**** Source records ****

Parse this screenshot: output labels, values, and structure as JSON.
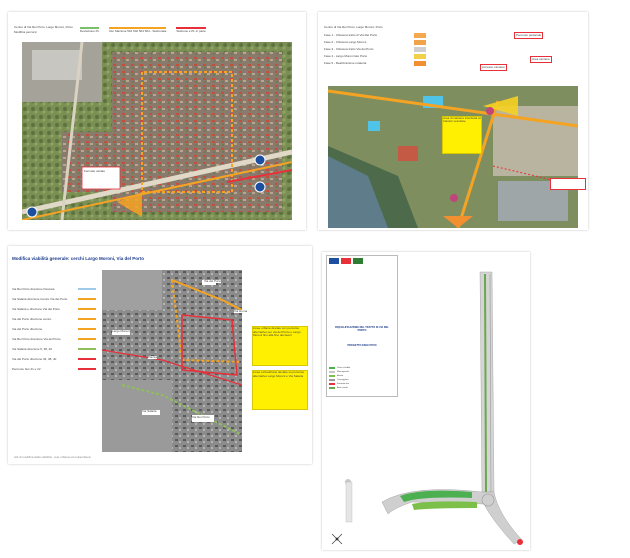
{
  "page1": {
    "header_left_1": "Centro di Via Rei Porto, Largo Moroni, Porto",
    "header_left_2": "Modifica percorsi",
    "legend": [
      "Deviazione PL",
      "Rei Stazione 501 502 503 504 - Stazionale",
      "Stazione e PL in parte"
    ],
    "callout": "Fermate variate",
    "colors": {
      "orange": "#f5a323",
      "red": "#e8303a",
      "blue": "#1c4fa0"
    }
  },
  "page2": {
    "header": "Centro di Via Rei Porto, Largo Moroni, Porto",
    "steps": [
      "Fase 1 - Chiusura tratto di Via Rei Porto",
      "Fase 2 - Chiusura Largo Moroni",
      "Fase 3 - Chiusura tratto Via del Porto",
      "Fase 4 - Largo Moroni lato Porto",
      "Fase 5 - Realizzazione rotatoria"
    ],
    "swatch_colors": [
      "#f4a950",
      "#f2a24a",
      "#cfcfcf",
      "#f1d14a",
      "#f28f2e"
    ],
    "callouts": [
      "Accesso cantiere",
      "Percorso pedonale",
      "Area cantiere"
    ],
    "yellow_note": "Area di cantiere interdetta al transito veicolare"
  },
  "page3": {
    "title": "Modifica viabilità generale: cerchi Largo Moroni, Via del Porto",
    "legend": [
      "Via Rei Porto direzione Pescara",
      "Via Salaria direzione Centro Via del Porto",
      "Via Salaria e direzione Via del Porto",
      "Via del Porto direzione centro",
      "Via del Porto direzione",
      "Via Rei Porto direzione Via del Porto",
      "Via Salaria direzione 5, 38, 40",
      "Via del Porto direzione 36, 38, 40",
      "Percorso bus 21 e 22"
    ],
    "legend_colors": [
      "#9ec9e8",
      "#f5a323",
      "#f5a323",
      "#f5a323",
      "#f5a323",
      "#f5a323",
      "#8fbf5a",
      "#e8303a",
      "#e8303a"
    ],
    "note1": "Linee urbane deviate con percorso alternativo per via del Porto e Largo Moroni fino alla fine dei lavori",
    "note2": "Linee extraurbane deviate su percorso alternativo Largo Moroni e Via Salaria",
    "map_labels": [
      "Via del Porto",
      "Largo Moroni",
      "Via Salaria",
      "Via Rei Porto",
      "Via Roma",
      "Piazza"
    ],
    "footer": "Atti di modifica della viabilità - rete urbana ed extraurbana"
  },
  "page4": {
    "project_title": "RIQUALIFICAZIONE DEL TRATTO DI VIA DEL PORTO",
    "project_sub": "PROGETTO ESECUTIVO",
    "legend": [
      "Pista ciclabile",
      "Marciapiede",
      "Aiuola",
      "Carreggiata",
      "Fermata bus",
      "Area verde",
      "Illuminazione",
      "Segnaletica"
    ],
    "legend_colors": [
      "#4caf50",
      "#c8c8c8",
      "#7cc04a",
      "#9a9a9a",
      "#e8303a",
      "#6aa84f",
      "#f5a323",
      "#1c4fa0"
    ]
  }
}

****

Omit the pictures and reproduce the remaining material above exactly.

▸ **Answer area**
Parse this screenshot: output labels, values, and structure as JSON.
{
  "page1": {
    "header_left_1": "Centro di Via Rei Porto, Largo Moroni, Porto",
    "header_left_2": "Modifica percorsi",
    "legend": [
      "Deviazione PL",
      "Rei Stazione 501 502 503 504 - Stazionale",
      "Stazione e PL in parte"
    ],
    "callout": "Fermate variate",
    "colors": {
      "orange": "#f5a323",
      "red": "#e8303a",
      "blue": "#1c4fa0"
    }
  },
  "page2": {
    "header": "Centro di Via Rei Porto, Largo Moroni, Porto",
    "steps": [
      "Fase 1 - Chiusura tratto di Via Rei Porto",
      "Fase 2 - Chiusura Largo Moroni",
      "Fase 3 - Chiusura tratto Via del Porto",
      "Fase 4 - Largo Moroni lato Porto",
      "Fase 5 - Realizzazione rotatoria"
    ],
    "swatch_colors": [
      "#f4a950",
      "#f2a24a",
      "#cfcfcf",
      "#f1d14a",
      "#f28f2e"
    ],
    "callouts": [
      "Accesso cantiere",
      "Percorso pedonale",
      "Area cantiere"
    ],
    "yellow_note": "Area di cantiere interdetta al transito veicolare"
  },
  "page3": {
    "title": "Modifica viabilità generale: cerchi Largo Moroni, Via del Porto",
    "legend": [
      "Via Rei Porto direzione Pescara",
      "Via Salaria direzione Centro Via del Porto",
      "Via Salaria e direzione Via del Porto",
      "Via del Porto direzione centro",
      "Via del Porto direzione",
      "Via Rei Porto direzione Via del Porto",
      "Via Salaria direzione 5, 38, 40",
      "Via del Porto direzione 36, 38, 40",
      "Percorso bus 21 e 22"
    ],
    "legend_colors": [
      "#9ec9e8",
      "#f5a323",
      "#f5a323",
      "#f5a323",
      "#f5a323",
      "#f5a323",
      "#8fbf5a",
      "#e8303a",
      "#e8303a"
    ],
    "note1": "Linee urbane deviate con percorso alternativo per via del Porto e Largo Moroni fino alla fine dei lavori",
    "note2": "Linee extraurbane deviate su percorso alternativo Largo Moroni e Via Salaria",
    "map_labels": [
      "Via del Porto",
      "Largo Moroni",
      "Via Salaria",
      "Via Rei Porto",
      "Via Roma",
      "Piazza"
    ],
    "footer": "Atti di modifica della viabilità - rete urbana ed extraurbana"
  },
  "page4": {
    "project_title": "RIQUALIFICAZIONE DEL TRATTO DI VIA DEL PORTO",
    "project_sub": "PROGETTO ESECUTIVO",
    "legend": [
      "Pista ciclabile",
      "Marciapiede",
      "Aiuola",
      "Carreggiata",
      "Fermata bus",
      "Area verde",
      "Illuminazione",
      "Segnaletica"
    ],
    "legend_colors": [
      "#4caf50",
      "#c8c8c8",
      "#7cc04a",
      "#9a9a9a",
      "#e8303a",
      "#6aa84f",
      "#f5a323",
      "#1c4fa0"
    ]
  }
}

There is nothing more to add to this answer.